Data items
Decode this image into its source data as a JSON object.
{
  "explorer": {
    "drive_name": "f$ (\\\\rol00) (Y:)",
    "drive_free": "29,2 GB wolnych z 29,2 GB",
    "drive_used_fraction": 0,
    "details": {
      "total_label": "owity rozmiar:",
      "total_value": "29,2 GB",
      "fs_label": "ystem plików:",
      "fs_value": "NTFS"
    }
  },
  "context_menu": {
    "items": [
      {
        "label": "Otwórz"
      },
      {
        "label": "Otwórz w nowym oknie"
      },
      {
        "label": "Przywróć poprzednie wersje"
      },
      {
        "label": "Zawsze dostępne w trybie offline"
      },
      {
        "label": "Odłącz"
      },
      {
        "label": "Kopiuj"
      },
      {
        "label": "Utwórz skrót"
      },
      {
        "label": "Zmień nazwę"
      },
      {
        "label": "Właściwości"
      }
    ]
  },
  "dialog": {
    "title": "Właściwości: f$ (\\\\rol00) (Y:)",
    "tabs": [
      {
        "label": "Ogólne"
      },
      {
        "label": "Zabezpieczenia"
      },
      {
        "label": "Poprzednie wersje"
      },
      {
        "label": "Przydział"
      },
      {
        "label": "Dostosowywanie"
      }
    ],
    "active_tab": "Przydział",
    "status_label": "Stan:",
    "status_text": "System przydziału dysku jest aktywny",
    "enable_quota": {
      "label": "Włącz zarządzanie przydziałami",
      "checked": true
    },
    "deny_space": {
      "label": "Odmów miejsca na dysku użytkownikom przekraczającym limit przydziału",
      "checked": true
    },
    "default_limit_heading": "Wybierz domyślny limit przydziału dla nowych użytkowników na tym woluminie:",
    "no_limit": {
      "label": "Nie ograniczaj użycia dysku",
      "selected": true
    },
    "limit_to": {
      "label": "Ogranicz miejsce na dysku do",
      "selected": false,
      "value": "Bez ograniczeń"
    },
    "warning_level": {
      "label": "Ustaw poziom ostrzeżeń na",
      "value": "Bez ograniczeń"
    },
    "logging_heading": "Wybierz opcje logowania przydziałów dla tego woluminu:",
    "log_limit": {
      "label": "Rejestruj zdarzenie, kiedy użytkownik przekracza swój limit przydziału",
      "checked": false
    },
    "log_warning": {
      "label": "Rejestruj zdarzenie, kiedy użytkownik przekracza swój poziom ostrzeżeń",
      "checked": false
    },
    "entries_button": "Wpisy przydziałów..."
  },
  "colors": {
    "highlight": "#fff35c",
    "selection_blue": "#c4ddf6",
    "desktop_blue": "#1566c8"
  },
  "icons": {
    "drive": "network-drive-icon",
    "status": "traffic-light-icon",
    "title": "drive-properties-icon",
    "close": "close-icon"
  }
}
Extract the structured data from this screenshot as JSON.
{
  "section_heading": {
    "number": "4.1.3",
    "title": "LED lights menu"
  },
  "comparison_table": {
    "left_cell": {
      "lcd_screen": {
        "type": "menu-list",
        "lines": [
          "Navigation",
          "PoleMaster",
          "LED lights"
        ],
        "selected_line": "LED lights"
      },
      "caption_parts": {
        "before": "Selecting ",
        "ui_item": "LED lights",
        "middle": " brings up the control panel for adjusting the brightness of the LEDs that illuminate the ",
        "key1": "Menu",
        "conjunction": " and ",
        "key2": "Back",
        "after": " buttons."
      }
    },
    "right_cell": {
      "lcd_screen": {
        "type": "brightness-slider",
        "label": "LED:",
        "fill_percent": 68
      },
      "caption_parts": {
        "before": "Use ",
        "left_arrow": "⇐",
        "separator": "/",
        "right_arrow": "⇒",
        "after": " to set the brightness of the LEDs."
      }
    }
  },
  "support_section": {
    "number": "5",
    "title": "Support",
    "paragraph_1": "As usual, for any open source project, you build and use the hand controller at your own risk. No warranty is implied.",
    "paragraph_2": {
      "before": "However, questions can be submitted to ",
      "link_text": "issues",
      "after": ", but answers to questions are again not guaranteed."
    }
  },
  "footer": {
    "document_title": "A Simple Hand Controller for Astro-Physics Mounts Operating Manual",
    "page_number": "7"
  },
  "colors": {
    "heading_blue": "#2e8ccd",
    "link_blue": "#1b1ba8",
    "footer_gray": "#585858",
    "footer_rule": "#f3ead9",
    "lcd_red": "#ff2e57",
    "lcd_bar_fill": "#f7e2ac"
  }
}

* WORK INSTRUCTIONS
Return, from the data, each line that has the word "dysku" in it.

* TASK SOLUTION
    "status_text": "System przydziału dysku jest aktywny",
      "label": "Odmów miejsca na dysku użytkownikom przekraczającym limit przydziału",
      "label": "Nie ograniczaj użycia dysku",
      "label": "Ogranicz miejsce na dysku do",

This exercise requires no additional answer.